**Work item**
Go through the entries below, count every line with the string "Рабочий", and answer with only that number.

Element data from apps and pages:
- Opening Delimiter -

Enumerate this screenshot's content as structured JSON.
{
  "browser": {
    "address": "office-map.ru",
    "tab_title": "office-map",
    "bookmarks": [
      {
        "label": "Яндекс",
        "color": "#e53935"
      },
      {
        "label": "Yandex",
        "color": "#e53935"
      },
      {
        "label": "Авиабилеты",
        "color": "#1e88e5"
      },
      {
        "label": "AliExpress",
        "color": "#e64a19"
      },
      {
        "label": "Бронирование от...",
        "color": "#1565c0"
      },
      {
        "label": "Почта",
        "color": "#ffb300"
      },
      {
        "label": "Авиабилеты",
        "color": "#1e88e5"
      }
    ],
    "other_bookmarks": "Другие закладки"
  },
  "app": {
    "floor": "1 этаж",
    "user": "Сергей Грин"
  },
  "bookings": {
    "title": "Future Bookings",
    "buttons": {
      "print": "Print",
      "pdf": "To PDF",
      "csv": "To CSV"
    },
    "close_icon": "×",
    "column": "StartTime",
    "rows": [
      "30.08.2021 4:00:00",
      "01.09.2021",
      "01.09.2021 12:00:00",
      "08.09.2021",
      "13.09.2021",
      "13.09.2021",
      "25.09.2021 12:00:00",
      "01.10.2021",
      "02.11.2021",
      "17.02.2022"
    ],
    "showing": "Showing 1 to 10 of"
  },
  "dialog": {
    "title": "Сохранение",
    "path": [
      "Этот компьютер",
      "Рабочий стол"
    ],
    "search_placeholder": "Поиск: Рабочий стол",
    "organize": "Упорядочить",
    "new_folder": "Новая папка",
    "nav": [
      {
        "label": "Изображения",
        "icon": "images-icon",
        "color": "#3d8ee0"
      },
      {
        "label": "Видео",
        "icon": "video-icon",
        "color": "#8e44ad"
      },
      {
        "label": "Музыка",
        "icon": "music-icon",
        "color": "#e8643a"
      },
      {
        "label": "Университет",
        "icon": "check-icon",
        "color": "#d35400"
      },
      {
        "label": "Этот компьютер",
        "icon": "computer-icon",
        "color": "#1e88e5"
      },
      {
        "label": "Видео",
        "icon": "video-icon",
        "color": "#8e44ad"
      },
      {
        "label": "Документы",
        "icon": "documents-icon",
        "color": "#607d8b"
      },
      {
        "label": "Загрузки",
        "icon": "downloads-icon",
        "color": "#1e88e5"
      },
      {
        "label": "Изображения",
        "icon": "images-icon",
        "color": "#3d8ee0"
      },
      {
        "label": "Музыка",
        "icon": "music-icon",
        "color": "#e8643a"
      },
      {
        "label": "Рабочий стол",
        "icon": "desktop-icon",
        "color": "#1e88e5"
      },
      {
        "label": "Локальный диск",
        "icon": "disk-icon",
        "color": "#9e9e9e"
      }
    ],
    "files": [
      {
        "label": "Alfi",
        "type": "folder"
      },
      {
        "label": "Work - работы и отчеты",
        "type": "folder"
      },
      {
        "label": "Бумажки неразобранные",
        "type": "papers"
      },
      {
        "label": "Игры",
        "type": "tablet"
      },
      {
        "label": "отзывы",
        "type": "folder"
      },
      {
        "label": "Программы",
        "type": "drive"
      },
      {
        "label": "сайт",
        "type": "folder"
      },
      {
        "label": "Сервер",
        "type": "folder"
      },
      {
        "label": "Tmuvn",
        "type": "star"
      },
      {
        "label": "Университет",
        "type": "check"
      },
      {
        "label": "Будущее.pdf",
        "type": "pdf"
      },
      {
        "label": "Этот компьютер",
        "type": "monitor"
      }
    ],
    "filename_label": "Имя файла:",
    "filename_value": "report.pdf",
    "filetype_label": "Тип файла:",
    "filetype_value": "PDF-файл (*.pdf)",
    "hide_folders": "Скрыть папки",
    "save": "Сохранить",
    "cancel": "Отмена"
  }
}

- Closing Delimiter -

**Solved problem**
3